I’m trying to figure out (I think) the maths for the Tin Can Knits Marshland pattern, which is a gorgeous top down yoke, which according to the instructions is a wedge style yoke. And while I’m always up for learning new things, and I always thought I had a reasonable capacity for figuring stuff out…
I’M SO CONFUSED!!!
To make it even more difficult, I was using the Strange Brew recipe that converts any yarn into use for any of the patterns… so I had found the most gorgeous palette of DK at my LYS in their house yarn - it’s a wonderful MCN and this is for my husband to wear with his kilt for the wedding festivities, it picks up all the colors… if I can figure it out!
My main questions:
The difference between the Strange Brew and the Marshland pattern: SB starts with the smaller needles and ribbing neckline at cast on, Marshland begins with the cast on, knit 1 row and begin the first increase rows on the larger needles and you pick up the neckline later. Why, I have no idea, but I wonder if I could do it the Strange Brew way? (That way I know the 112 cast on stitches would be right?)
If not, then how do I find out the wedge formula given on page 36 - where the answers for DK weight are given that include and are based on the neckline being included? I just can’t seem to get past this… am I being too fixated?
Also, the size I’m working is XXXL, so if I am working Chart G, which has 3 stitches at the top, does this mean that I divide the number of stitches in the last row of increases by 3 and this is the number of wedges? Because it works out to 43 and that sounds like a lot.
Is this too advanced for me? Other than the math, I can do the actual knitting… but the math is making me feel like a dunce!
I don’t have the Marshland pattern, but I cannot imagine a reason that you could not start with the neckline as long as you end up with the right number of stitches. The neck will look a little different, but it is your sweater so do as you like! Sorry I cannot help with the other math without the other pattern.

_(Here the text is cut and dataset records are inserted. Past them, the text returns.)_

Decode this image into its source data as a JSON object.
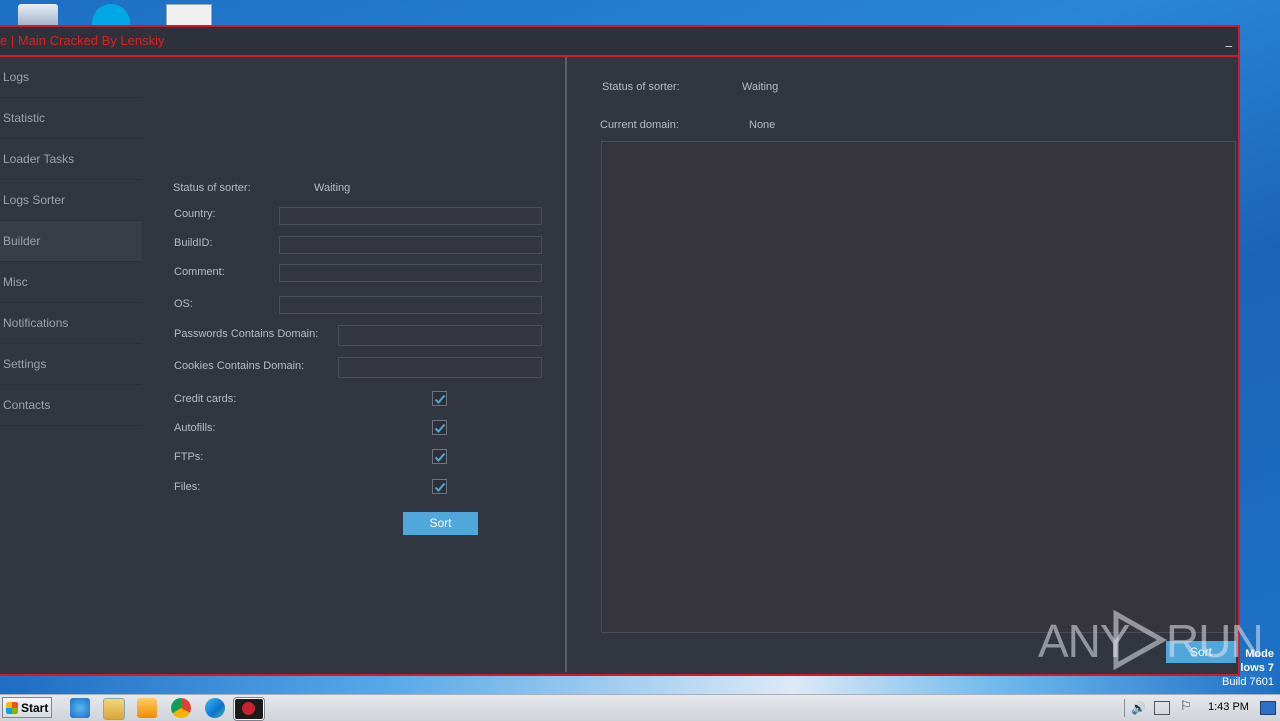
{
  "window": {
    "title": "e | Main Cracked By Lenskiy",
    "minimize_label": "_"
  },
  "sidebar": {
    "items": [
      {
        "label": "Logs"
      },
      {
        "label": "Statistic"
      },
      {
        "label": "Loader Tasks"
      },
      {
        "label": "Logs Sorter"
      },
      {
        "label": "Builder"
      },
      {
        "label": "Misc"
      },
      {
        "label": "Notifications"
      },
      {
        "label": "Settings"
      },
      {
        "label": "Contacts"
      }
    ],
    "active_index": 4
  },
  "left_form": {
    "status_label": "Status of sorter:",
    "status_value": "Waiting",
    "country_label": "Country:",
    "country_value": "",
    "buildid_label": "BuildID:",
    "buildid_value": "",
    "comment_label": "Comment:",
    "comment_value": "",
    "os_label": "OS:",
    "os_value": "",
    "passwords_label": "Passwords Contains Domain:",
    "passwords_value": "",
    "cookies_label": "Cookies Contains Domain:",
    "cookies_value": "",
    "credit_cards_label": "Credit cards:",
    "credit_cards_checked": true,
    "autofills_label": "Autofills:",
    "autofills_checked": true,
    "ftps_label": "FTPs:",
    "ftps_checked": true,
    "files_label": "Files:",
    "files_checked": true,
    "sort_button": "Sort"
  },
  "right_panel": {
    "status_label": "Status of sorter:",
    "status_value": "Waiting",
    "domain_label": "Current domain:",
    "domain_value": "None",
    "sort_button": "Sort"
  },
  "watermark": {
    "text_left": "ANY",
    "text_right": "RUN"
  },
  "desktop": {
    "mode_line1": "Mode",
    "mode_line2": "lows 7",
    "build": "Build 7601"
  },
  "taskbar": {
    "start_label": "Start",
    "clock": "1:43 PM",
    "icons": [
      "ie-icon",
      "explorer-icon",
      "media-player-icon",
      "chrome-icon",
      "edge-icon",
      "app-icon"
    ]
  },
  "colors": {
    "window_bg": "#323641",
    "border_red": "#d11a2a",
    "title_red": "#e02020",
    "button_blue": "#4fa7dc"
  }
}
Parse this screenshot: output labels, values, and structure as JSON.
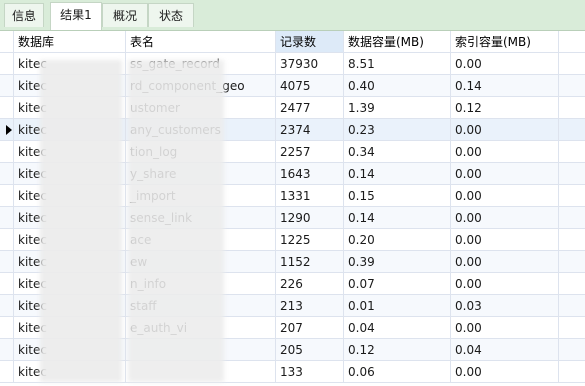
{
  "tabs": [
    {
      "label": "信息"
    },
    {
      "label": "结果1"
    },
    {
      "label": "概况"
    },
    {
      "label": "状态"
    }
  ],
  "columns": [
    "数据库",
    "表名",
    "记录数",
    "数据容量(MB)",
    "索引容量(MB)"
  ],
  "rows": [
    {
      "db": "kitec",
      "table": "ss_gate_record",
      "records": "37930",
      "data": "8.51",
      "index": "0.00"
    },
    {
      "db": "kitec",
      "table": "rd_component_geo",
      "records": "4075",
      "data": "0.40",
      "index": "0.14"
    },
    {
      "db": "kitec",
      "table": "ustomer",
      "records": "2477",
      "data": "1.39",
      "index": "0.12"
    },
    {
      "db": "kitec",
      "table": "any_customers",
      "records": "2374",
      "data": "0.23",
      "index": "0.00"
    },
    {
      "db": "kitec",
      "table": "tion_log",
      "records": "2257",
      "data": "0.34",
      "index": "0.00"
    },
    {
      "db": "kitec",
      "table": "y_share",
      "records": "1643",
      "data": "0.14",
      "index": "0.00"
    },
    {
      "db": "kitec",
      "table": "_import",
      "records": "1331",
      "data": "0.15",
      "index": "0.00"
    },
    {
      "db": "kitec",
      "table": "sense_link",
      "records": "1290",
      "data": "0.14",
      "index": "0.00"
    },
    {
      "db": "kitec",
      "table": "ace",
      "records": "1225",
      "data": "0.20",
      "index": "0.00"
    },
    {
      "db": "kitec",
      "table": "ew",
      "records": "1152",
      "data": "0.39",
      "index": "0.00"
    },
    {
      "db": "kitec",
      "table": "n_info",
      "records": "226",
      "data": "0.07",
      "index": "0.00"
    },
    {
      "db": "kitec",
      "table": "staff",
      "records": "213",
      "data": "0.01",
      "index": "0.03"
    },
    {
      "db": "kitec",
      "table": "e_auth_vi",
      "records": "207",
      "data": "0.04",
      "index": "0.00"
    },
    {
      "db": "kitec",
      "table": "",
      "records": "205",
      "data": "0.12",
      "index": "0.04"
    },
    {
      "db": "kitec",
      "table": "",
      "records": "133",
      "data": "0.06",
      "index": "0.00"
    }
  ]
}
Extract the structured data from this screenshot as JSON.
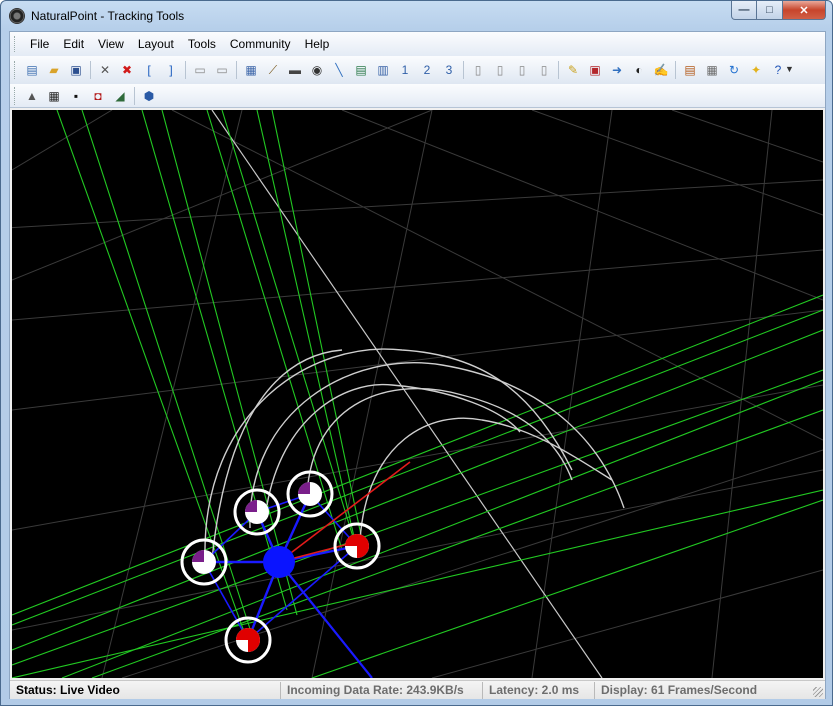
{
  "window": {
    "title": "NaturalPoint - Tracking Tools",
    "controls": {
      "minimize": "—",
      "maximize": "□",
      "close": "✕"
    }
  },
  "menubar": {
    "items": [
      {
        "label": "File"
      },
      {
        "label": "Edit"
      },
      {
        "label": "View"
      },
      {
        "label": "Layout"
      },
      {
        "label": "Tools"
      },
      {
        "label": "Community"
      },
      {
        "label": "Help"
      }
    ]
  },
  "toolbar_main": {
    "buttons": [
      {
        "icon": "new-project-icon",
        "glyph": "▤",
        "color": "#3d6fb0"
      },
      {
        "icon": "open-folder-icon",
        "glyph": "▰",
        "color": "#d9a32a"
      },
      {
        "icon": "save-icon",
        "glyph": "▣",
        "color": "#2c4f8f"
      },
      {
        "sep": true
      },
      {
        "icon": "tools-icon",
        "glyph": "✕",
        "color": "#555555"
      },
      {
        "icon": "delete-icon",
        "glyph": "✖",
        "color": "#d11a1a"
      },
      {
        "icon": "bracket-left-icon",
        "glyph": "[",
        "color": "#1f5fbf"
      },
      {
        "icon": "bracket-right-icon",
        "glyph": "]",
        "color": "#1f5fbf"
      },
      {
        "sep": true
      },
      {
        "icon": "layout-a-icon",
        "glyph": "▭",
        "color": "#8a8a8a"
      },
      {
        "icon": "layout-b-icon",
        "glyph": "▭",
        "color": "#8a8a8a"
      },
      {
        "sep": true
      },
      {
        "icon": "monitor-icon",
        "glyph": "▦",
        "color": "#3a64a8"
      },
      {
        "icon": "wand-icon",
        "glyph": "⟋",
        "color": "#7a5a20"
      },
      {
        "icon": "camera-strip-icon",
        "glyph": "▬",
        "color": "#444444"
      },
      {
        "icon": "record-icon",
        "glyph": "◉",
        "color": "#333333"
      },
      {
        "icon": "calibration-wand-icon",
        "glyph": "╲",
        "color": "#2f6fbf"
      },
      {
        "icon": "waveform-icon",
        "glyph": "▤",
        "color": "#2b7a4a"
      },
      {
        "icon": "export-icon",
        "glyph": "▥",
        "color": "#3a64a8"
      },
      {
        "icon": "view-1-icon",
        "glyph": "1",
        "color": "#2f5fa8"
      },
      {
        "icon": "view-2-icon",
        "glyph": "2",
        "color": "#2f5fa8"
      },
      {
        "icon": "view-3-icon",
        "glyph": "3",
        "color": "#2f5fa8"
      },
      {
        "sep": true
      },
      {
        "icon": "pane-1-icon",
        "glyph": "▯",
        "color": "#888888"
      },
      {
        "icon": "pane-2-icon",
        "glyph": "▯",
        "color": "#888888"
      },
      {
        "icon": "pane-3-icon",
        "glyph": "▯",
        "color": "#888888"
      },
      {
        "icon": "pane-4-icon",
        "glyph": "▯",
        "color": "#888888"
      },
      {
        "sep": true
      },
      {
        "icon": "notes-icon",
        "glyph": "✎",
        "color": "#c9a21f"
      },
      {
        "icon": "display-icon",
        "glyph": "▣",
        "color": "#b3262b"
      },
      {
        "icon": "document-export-icon",
        "glyph": "➜",
        "color": "#2f6fbf"
      },
      {
        "icon": "community-icon",
        "glyph": "◐",
        "color": "#222222"
      },
      {
        "icon": "edit-document-icon",
        "glyph": "✍",
        "color": "#8a6a20"
      },
      {
        "sep": true
      },
      {
        "icon": "properties-icon",
        "glyph": "▤",
        "color": "#b35a1a"
      },
      {
        "icon": "calendar-icon",
        "glyph": "▦",
        "color": "#6a6a6a"
      },
      {
        "icon": "refresh-icon",
        "glyph": "↻",
        "color": "#1f6fcf"
      },
      {
        "icon": "lightbulb-icon",
        "glyph": "✦",
        "color": "#e2b21c"
      },
      {
        "icon": "help-icon",
        "glyph": "?",
        "color": "#2356b8"
      }
    ]
  },
  "toolbar_view": {
    "buttons": [
      {
        "icon": "perspective-icon",
        "glyph": "▲",
        "color": "#555555"
      },
      {
        "icon": "grid-icon",
        "glyph": "▦",
        "color": "#222222"
      },
      {
        "icon": "select-camera-icon",
        "glyph": "▪",
        "color": "#111111"
      },
      {
        "icon": "camera-red-icon",
        "glyph": "◘",
        "color": "#b31818"
      },
      {
        "icon": "floor-icon",
        "glyph": "◢",
        "color": "#2e6a3a"
      },
      {
        "sep": true
      },
      {
        "icon": "marker-hexagon-icon",
        "glyph": "⬢",
        "color": "#2a5aa6"
      }
    ]
  },
  "statusbar": {
    "status": "Status: Live Video",
    "data_rate": "Incoming Data Rate: 243.9KB/s",
    "latency": "Latency: 2.0 ms",
    "display": "Display: 61 Frames/Second"
  },
  "scene": {
    "background": "#000000",
    "grid_color": "#3a3a3a",
    "ray_color": "#22c922",
    "trajectory_color": "#cfcfcf",
    "bone_color": "#1a1aff",
    "axis_color": "#e31b1b",
    "pivot_color": "#0a14ff"
  }
}
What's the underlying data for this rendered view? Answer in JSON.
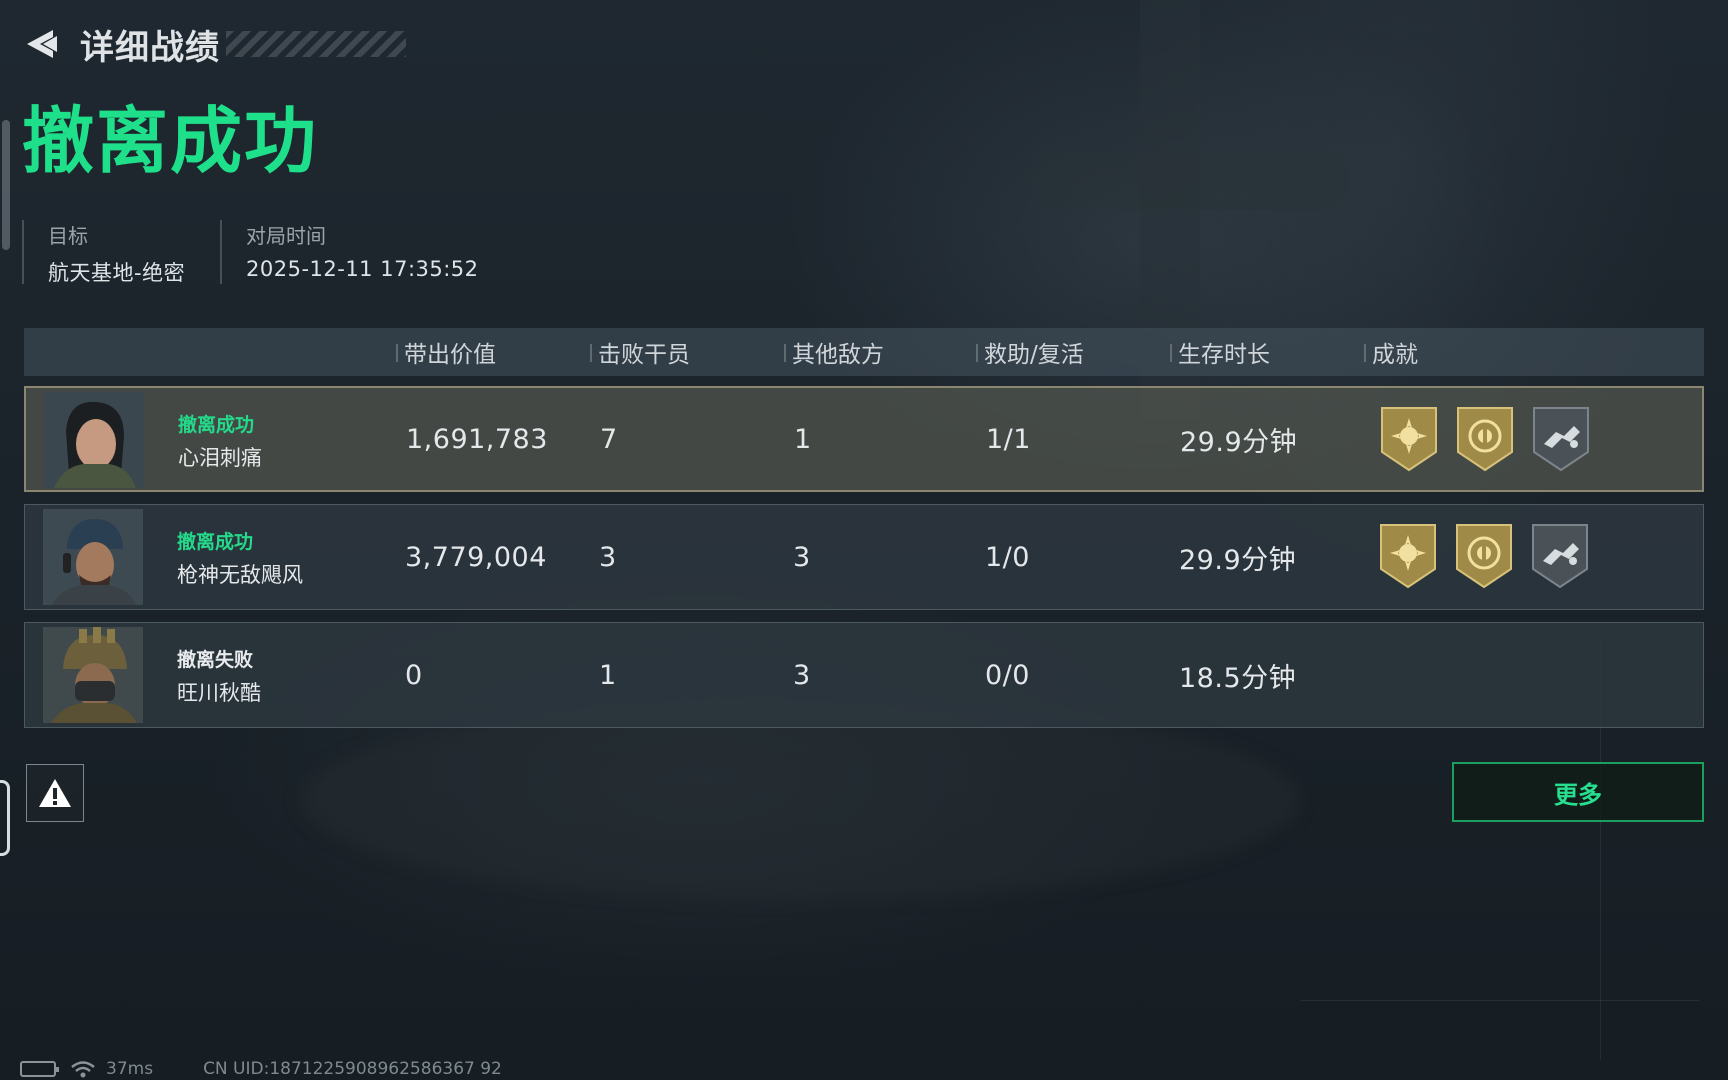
{
  "header": {
    "title": "详细战绩"
  },
  "result": {
    "title": "撤离成功",
    "target_label": "目标",
    "target_value": "航天基地-绝密",
    "time_label": "对局时间",
    "time_value": "2025-12-11 17:35:52"
  },
  "table": {
    "columns": [
      "带出价值",
      "击败干员",
      "其他敌方",
      "救助/复活",
      "生存时长",
      "成就"
    ],
    "rows": [
      {
        "status": "撤离成功",
        "status_type": "success",
        "name": "心泪刺痛",
        "value": "1,691,783",
        "kills": "7",
        "other_enemies": "1",
        "assist_revive": "1/1",
        "survival": "29.9分钟",
        "badges": [
          "sun-badge-icon",
          "emblem-badge-icon",
          "mechanical-arm-badge-icon"
        ]
      },
      {
        "status": "撤离成功",
        "status_type": "success",
        "name": "枪神无敌飓风",
        "value": "3,779,004",
        "kills": "3",
        "other_enemies": "3",
        "assist_revive": "1/0",
        "survival": "29.9分钟",
        "badges": [
          "sun-badge-icon",
          "emblem-badge-icon",
          "mechanical-arm-badge-icon"
        ]
      },
      {
        "status": "撤离失败",
        "status_type": "fail",
        "name": "旺川秋酷",
        "value": "0",
        "kills": "1",
        "other_enemies": "3",
        "assist_revive": "0/0",
        "survival": "18.5分钟",
        "badges": []
      }
    ]
  },
  "actions": {
    "more_label": "更多"
  },
  "statusbar": {
    "ping": "37ms",
    "uid": "CN UID:1871225908962586367 92"
  },
  "colors": {
    "success_green": "#1fe08a",
    "highlight_border": "#8a8670",
    "badge_gold": "#b9a15a"
  }
}
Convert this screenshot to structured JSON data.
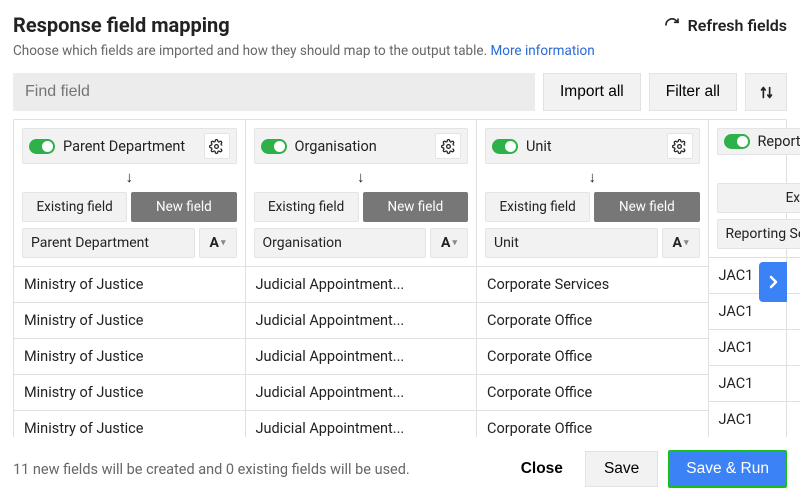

I’ve knit from the original Strange Brew pattern (I don’t have the book) as well as a few other Wedge Yoke designs (Hadley shoutout!)
According to the pattern that I have your final round of wedge will have 448 stitches. What is your wedge design? Meaning what is the number at the base and the number at the top? I see you mention 3, which means that your wedge will have a base of 10 or 11 (10.41)
If you tell me the numbers of your design wedge - number of st at the top and the bottom I may be able to help more.
Chart G is 62 rows starting with 3 stitches and increasing to 8 stitches. For the XXXL:
The chart repeats 20 (22, 26, 28, 30, 30, 30, 32, 36, 38, 40,
44, 46, 36, 38, 42, 44, 48, 42, 34, 38, 40, 40, 44, 48) times
Hope this helps.
Hmm. I don’t have my pattern now (I’m on break at work)
What I’m understanding is that you repeat the 3 (increasing slowly over 62 rounds) to 8 stitch wedge 44 (or 48) times. Is that correct? If so
132 or 144 stitches would be needed at the beginning of the chart - and would end with 352 or 384 stitches at the end of the final decrease and final round of the chart.
I presume that you’d have an increase round prior to the chart from the neckband - and another increase round or 2 after completion of the chart.
Hi Nell, I’m not the OP, was just trying to help. You are right, according to the pattern its 44 times ending with 352 stitches.
I just re-read what she wants to do and I think a lot of swatching and math will be involved. She wants to use the SB pattern recipe in DK weight but the yoke pattern from Marshland which is done in worsted.
Afraid I’m no help.
Thanks everyone for all your help!
As per usual, I got impatient and struck out on my own and hopefully it will work out!
After reading everything the test knitters wrote on the subject, and measuring my own subject very carefully, I decided that holding two strands of the DK yarn together would be the best way to get the gauge I needed (and it is perfect!) and that I could safely go ahead and do the neckline first, as all the test knitters either asked why they weren’t, or said that the pattern should read that way in the final version. So I did, and lightning hasn’t struck yet…
My LYS is having a Halloween Makers Ball tonight and he’s planning to put my stoppers on the ends and wear it around his neck! I’m down to the end of the first sword handle.
Needless to say, holding the strands double ends the need for complicated math, thankfully!
If I can get him to stay still, I’ll get a picture!